Log Home Inspection


Log Home Inspection

Log homes have some characteristics that are very different from conventional homes, and it’s crucial for home inspectors to understand them.

SETTLING 

Settling is the loss of wall height over time. It’s one of the major concerns for a log home. Let’s look at some of the causes and consequences of settling.

Allowances must be made during construction of log homes to accommodate the inevitable process of settling because a variety of components can be affected.

Gabled Ends

If the home has a gable roof, and the gables are built using green logs, the gable wall will settle as the logs dry. Typically, in framing a gable roof, the ends of the ridge are supported by the gabled wall at each end of the roof. If that wall is losing height because the logs are settling, what’s happening to each end of the ridge? If the ridge is securely fastened to the logs, roof connections are going to be stressed until some roof or wall framing component breaks or becomes disconnected. These are both bad events. Which component breaks or where the disconnection happens will vary depending on how the home is built.

Doors and Windows 

If the contractor understands log homes, the doors and windows will have a settling space above them so that the weight of the wall will not bear on the doors or windows. The settling space is typically covered with trim which is installed in such a way that it can slide as settling takes place.

Staircases

As walls lose height, anything connected to them also loses height. If a staircase rests on a floor at the bottom and, at the same time, is attached to a landing or to floor joists that are losing height as the walls settle, after a while, the treads will no longer be level. There are a number of ways to correct this, but you have to know enough to look for it.

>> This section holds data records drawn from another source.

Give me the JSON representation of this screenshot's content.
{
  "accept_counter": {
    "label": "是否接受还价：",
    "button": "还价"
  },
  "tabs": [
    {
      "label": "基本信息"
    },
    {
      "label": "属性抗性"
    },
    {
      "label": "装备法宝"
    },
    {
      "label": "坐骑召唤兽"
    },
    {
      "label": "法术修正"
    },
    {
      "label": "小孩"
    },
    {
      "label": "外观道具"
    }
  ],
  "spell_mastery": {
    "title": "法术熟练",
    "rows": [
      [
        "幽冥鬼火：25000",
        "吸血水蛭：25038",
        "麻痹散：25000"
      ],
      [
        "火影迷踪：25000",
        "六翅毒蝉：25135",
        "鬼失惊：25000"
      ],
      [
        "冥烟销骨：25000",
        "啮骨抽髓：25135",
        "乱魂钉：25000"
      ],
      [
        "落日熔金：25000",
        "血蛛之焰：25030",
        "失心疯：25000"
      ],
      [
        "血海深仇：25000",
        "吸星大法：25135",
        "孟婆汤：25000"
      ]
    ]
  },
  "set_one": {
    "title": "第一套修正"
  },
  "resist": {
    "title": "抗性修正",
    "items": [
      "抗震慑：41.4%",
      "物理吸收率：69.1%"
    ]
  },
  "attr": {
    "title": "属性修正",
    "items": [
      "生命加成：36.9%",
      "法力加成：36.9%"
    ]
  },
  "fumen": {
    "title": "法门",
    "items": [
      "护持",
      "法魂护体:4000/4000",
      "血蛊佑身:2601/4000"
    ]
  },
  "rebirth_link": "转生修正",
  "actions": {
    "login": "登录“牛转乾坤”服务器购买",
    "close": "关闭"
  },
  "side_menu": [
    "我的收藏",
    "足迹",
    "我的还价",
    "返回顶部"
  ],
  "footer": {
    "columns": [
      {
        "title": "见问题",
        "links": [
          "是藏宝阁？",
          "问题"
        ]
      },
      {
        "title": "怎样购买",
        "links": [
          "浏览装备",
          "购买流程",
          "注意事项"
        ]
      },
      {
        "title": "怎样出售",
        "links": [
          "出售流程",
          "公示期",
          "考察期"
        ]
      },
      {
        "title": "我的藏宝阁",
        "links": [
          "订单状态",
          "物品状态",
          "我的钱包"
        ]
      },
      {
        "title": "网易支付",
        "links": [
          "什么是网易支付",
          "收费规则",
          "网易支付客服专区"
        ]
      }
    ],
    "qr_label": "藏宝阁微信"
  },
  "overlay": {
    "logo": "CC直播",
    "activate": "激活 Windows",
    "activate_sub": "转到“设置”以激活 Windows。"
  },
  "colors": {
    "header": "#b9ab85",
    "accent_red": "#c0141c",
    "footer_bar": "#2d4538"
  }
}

Partition Walls

Partition walls in log homes are typically framed conventionally. This means that although the log walls will settle, the partition walls will not. If the partition walls are framed from floor to ceiling, as they would be in a conventional home, something bad will happen as the settling log walls transfer weight to the partition walls that were not designed to bear weight. The stress will build until the weakest component fails.

Plumbing Pipes and Rigid Conduit

In homes of two stories and more, plumbing pipes and rigid conduit that are installed vertically will accumulate stress as log walls settle. There are ways to accommodate settling. Using slip joints and coils are two methods for overcoming this problem. Flexible copper tubing is sometimes used instead of rigid copper pipe. It’s also possible to see the methods and materials used, but sometimes you have to make an educated guess.  Remember to disclaim anything you can’t see.

Screw Jacks

In order to accommodate settling, log homes sometimes use screw jacks, which must be adjusted occasionally. Screw jacks are often hidden behind trim, so you have to know where to look for them. Posts that support porch roofs and lofts are common places to find screw jacks. They may be installed at the top or bottom of a post.

WOOD DECAY

Runoff

Most home inspectors are familiar with wood decay. Design features that direct runoff onto log walls, especially log extensions at outside corners, will encourage the development of decay. This is decay you can see because it usually appears as dark discoloration. It happens first at log extensions because the exposed end-grain absorbs moisture faster than the rest of the log's surface.

 

Finish Coatings

Logs become deteriorated by weather. Finish coatings are designed to protect log surfaces from UV damage and excessive checking caused by log drying. Some coatings also prevent attack by some wood-destroying insects.

Wood-Destroying Insects

Wood-destroying insects usually leave some clue as to their presence.  The size, shape and condition of entry and exit holes can indicate what species of insects are likely to be living in the logs. Both termites and carpenter ants grow wings and swarm to new locations every so often. When they arrive at their destination, they shed their wings and burrow into the wood. Wing piles are a sign that you shouldn’t miss. You may also see dead insects on window sills inside the home if the swarm originates inside the home.